Under the green concrete dome, Assawar Assam says the prayer for the dead for her school friend Shaima Haider and then leans over the shrine draped with green satin to kiss her photo.
“She was with us in fourth grade,” says Assawar, who stops every time she passes the shrine. “She was very kind.

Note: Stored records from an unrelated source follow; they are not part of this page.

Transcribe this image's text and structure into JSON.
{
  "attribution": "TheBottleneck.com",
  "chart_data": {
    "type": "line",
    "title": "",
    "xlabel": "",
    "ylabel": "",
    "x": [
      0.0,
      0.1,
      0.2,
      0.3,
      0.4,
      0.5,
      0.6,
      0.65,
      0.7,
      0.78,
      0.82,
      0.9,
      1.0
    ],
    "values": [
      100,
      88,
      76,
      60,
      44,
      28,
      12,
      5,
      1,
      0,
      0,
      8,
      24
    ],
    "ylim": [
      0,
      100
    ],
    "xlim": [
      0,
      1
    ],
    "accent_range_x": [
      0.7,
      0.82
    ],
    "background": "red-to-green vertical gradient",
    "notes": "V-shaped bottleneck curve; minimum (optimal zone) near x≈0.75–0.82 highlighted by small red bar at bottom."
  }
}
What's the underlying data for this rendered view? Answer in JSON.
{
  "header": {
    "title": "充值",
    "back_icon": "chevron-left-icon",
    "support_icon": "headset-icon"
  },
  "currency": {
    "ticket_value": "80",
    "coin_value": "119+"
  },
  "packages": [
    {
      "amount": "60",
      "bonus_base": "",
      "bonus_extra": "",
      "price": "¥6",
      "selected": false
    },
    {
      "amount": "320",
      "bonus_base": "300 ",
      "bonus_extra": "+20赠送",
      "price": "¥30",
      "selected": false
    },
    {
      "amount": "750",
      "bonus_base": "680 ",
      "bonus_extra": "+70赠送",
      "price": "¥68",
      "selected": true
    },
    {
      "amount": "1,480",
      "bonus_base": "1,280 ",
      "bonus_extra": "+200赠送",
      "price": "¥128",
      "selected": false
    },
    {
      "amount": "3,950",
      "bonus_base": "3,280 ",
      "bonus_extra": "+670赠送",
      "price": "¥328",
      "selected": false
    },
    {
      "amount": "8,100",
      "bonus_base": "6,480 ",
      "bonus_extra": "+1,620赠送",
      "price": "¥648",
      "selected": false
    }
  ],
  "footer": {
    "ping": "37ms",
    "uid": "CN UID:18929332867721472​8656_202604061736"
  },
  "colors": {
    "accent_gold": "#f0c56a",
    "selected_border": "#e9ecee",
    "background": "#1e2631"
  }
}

She liked to help the poor, she liked to help everyone.”
It was at one of the hospitality tents here that Maitham Mohammad Dhahr saw a lone, middle-aged woman cross the highway near the village of Boub al-Sham.
“She was holding her abaya closed tight and she seemed to be keeping to herself, “ says Mr. Dhahr, wearing a black cap signifying that he is a descendant of the prophet Muhammad.
When she approached the men’s area, he said he thought she had probably lost her way. “I said, 'Please pilgrim, there’s a tent for women,' so I led her to the women’s tent.” She took a sandwich and ate it and when he turned his head about 20 feet away, she detonated herself.
Dhahr’s two young sons, Ali and Hassan, were among more than 50 people killed in the bombing, many of them women and children. Dhahr says he considers them martyrs who are now in the company of Imam Hussein.
Just hours after the bombing, the neighborhood resumed feeding the pilgrims. Each year since, they say, donations from townspeople have increased. In the evening, they grill lamb kabobs for the travelers, the wood fires lighting the darkness of neighborhoods deprived of electricity for hours at a time.
Shiites denied pilgrimage under Saddam Hussein
With Shiites a small minority in the Muslim world but a majority long denied both freedom or religion and political power in Iraq, the Arbaeen commemorations are also seen an expression of Shiite power. Many of the faithful say they have become even more determined to carry out the pilgrimage in the face of attacks.
Many are making up for all the years they were banned from publicly commemorating the event under the mainly Sunni regime of Saddam Hussein.
Younnis Raheem Mohammad Zuhaira, a high school mathematics teacher from Diyala Province, says he and others tried to make the pilgrimage in secret before the war, walking through fields and date orchards to reach Karbala. If caught, they were stopped and sent back.
“All those times we were doing the pilgrimage it was with fear and suffering,” says Mr. Zuhaira. He says he once witnessed a group of young men beaten to death by Iraqi security forces near the tomb of Imam Hussein in Karbala for uttering pro-Shiite slogans.
“I saw it with my own eyes.… I wanted to leave but I was dragged by one of the security guards and pushed down and all the rifles were point[ed] at our heads. They kept us like that for an hour and then they let us go.”
Sectarian tensions on the rise
Sectarian tension in Iraq has grown with Prime Minister Nouri al-Maliki’s government seeking the arrest of a Sunni Vice President Tariq al-Hashemi, linking him to a suicide bomb that exploded in parliament in December. Mr. Hashemi, who has taken refuge in Kurdish-controlled northern Iraq, denies all charges.
Outside the Green Zone, where the Iraqi government is based, most Shiite Iraqis say they don’t fear a return to civil war as seen in 2006-07, when Shiite militias were fighting Sunni extremists.
“This is a political game,” says Huseein Ali al-Azzawi, a government employee on his way to Karbala. He says the bitter experience of Iraq’s sectarian fighting, when ordinary Iraqis turned to Shiite militias and Sunni extremists for protection, has taught people that they were being drawn into the conflict for political purposes.
“We are much more aware now,” he says. “The people – the tribes and the citizens – know this was politicized and they will not let it happen again."